These are the questions they should be asking already. In the meantime, at the risk of disappointing high school science fair enthusiasts, it’s wise to curtail the release of genetically engineered microbes. Perhaps instead of genetically altering the microbiome, teachers can assign experiments that help us all learn its secrets and inspire awe at its complexity and intelligence.
Carter, S.R., Rodemeyer, M., Garfinkel, M.S. and Friedman, R.M., 2014. Synthetic biology and the US biotechnology regulatory system: Challenges and options (No. DOE-JCVI-SC0004872). J. Craig Venter Institute, Rockville, MD (United States)
Davies, B., 2019. The technical risks of human gene editing.
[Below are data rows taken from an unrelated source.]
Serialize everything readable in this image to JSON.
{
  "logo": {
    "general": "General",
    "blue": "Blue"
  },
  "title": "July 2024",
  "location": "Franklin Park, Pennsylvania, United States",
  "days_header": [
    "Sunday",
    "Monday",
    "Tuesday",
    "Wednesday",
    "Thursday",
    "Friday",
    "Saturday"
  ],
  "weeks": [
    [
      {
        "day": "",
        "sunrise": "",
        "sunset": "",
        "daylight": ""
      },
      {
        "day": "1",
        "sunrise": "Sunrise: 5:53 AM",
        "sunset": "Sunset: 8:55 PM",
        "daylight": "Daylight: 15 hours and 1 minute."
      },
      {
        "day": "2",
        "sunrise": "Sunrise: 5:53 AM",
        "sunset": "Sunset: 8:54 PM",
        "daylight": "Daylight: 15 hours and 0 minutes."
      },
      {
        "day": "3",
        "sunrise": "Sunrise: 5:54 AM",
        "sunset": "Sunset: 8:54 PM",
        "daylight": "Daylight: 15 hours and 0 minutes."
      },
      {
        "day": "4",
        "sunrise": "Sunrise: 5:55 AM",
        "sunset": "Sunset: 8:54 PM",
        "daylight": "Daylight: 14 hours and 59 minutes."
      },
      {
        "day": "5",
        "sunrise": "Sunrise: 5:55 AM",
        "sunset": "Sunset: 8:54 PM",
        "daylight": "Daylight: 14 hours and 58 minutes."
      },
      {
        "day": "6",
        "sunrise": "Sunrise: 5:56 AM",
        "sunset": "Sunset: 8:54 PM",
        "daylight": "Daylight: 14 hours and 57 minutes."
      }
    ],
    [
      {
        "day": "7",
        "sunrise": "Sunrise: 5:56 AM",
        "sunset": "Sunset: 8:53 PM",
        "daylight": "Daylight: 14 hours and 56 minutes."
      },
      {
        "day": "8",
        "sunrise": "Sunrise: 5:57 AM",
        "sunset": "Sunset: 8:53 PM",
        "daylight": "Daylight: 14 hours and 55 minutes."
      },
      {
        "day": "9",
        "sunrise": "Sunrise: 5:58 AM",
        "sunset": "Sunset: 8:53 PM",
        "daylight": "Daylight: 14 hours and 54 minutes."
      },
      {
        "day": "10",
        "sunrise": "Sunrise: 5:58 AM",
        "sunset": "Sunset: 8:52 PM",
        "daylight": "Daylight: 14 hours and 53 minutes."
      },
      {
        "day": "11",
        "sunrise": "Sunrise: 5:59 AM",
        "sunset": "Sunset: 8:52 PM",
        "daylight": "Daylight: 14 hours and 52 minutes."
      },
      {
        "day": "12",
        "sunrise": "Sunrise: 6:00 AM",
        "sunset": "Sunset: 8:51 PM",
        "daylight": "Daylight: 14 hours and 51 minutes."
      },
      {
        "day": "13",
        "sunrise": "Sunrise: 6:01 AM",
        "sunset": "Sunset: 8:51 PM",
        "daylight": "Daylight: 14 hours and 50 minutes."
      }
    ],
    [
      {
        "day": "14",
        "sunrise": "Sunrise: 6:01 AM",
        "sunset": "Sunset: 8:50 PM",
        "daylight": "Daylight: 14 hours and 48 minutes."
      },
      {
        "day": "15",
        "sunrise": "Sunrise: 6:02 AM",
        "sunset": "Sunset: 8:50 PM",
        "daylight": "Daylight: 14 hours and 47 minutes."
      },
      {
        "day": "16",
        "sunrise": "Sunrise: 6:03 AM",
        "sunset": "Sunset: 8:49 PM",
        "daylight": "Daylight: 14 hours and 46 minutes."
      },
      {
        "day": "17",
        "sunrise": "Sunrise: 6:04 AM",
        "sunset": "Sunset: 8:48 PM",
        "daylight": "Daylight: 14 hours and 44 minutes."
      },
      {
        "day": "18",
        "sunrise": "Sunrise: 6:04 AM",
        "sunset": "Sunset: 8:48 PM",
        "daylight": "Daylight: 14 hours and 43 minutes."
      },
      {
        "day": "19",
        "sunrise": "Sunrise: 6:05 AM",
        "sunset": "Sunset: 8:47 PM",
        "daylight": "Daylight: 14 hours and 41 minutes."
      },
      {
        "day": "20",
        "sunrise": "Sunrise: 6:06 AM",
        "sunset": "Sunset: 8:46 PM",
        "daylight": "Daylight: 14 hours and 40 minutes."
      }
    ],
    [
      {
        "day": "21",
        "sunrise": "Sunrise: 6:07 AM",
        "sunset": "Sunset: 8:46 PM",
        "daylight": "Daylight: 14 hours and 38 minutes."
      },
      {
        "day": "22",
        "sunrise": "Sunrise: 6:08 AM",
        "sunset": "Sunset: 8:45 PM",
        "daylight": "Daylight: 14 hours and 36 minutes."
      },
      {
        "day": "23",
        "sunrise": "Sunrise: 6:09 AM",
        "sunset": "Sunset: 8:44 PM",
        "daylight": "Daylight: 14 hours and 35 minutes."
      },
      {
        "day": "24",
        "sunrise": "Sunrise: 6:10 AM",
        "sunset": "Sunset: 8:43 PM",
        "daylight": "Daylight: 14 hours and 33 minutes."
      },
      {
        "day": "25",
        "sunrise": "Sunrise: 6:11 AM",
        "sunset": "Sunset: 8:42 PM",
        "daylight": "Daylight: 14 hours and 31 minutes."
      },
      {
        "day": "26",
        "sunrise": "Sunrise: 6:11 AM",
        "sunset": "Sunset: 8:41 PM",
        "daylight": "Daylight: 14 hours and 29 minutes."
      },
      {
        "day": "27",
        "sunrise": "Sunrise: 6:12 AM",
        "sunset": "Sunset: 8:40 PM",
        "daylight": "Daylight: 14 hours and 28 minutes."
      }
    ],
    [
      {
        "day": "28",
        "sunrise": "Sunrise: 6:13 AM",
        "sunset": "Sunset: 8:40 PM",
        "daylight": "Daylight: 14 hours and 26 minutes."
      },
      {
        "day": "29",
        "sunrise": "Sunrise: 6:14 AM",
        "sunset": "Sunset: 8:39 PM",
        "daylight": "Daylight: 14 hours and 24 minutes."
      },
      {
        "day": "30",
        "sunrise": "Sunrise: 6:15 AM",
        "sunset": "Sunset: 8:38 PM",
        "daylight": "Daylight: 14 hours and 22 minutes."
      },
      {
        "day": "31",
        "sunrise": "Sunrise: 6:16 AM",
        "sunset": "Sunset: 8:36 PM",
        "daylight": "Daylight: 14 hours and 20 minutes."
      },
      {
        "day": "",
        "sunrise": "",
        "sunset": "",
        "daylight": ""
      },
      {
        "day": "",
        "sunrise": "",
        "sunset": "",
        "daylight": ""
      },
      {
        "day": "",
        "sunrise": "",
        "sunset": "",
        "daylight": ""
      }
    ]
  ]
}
Human Reproduction, 34(11), pp.2104-2111.
Ledford, H., 2020. CRISPR gene editing in human embryos wreaks chromosomal mayhem. Nature, 583 (7814), pp.17-18.
Mandel, G.N. and Marchant, G.E., 2014. The living regulatory challenges of synthetic biology. Iowa L. Rev., 100, p.155.
Merten, C., Schoonjans, R., Di Gioia, D., Peláez, C., Sanz, Y., Maurici, D. and Robinson, T., 2020. Exploring the need to include microbiomes into EFSA’s scientific assessments. doi: 10.2903/j.efsa.2020.e18061
Teboul, L., Herault, Y., Wells, S., Qasim, W. and Pavlovic, G., 2020. Variability in genome editing outcomes: challenges for research reproducibility and clinical safety. Molecular Therapy, 28(6), pp.1422-1431.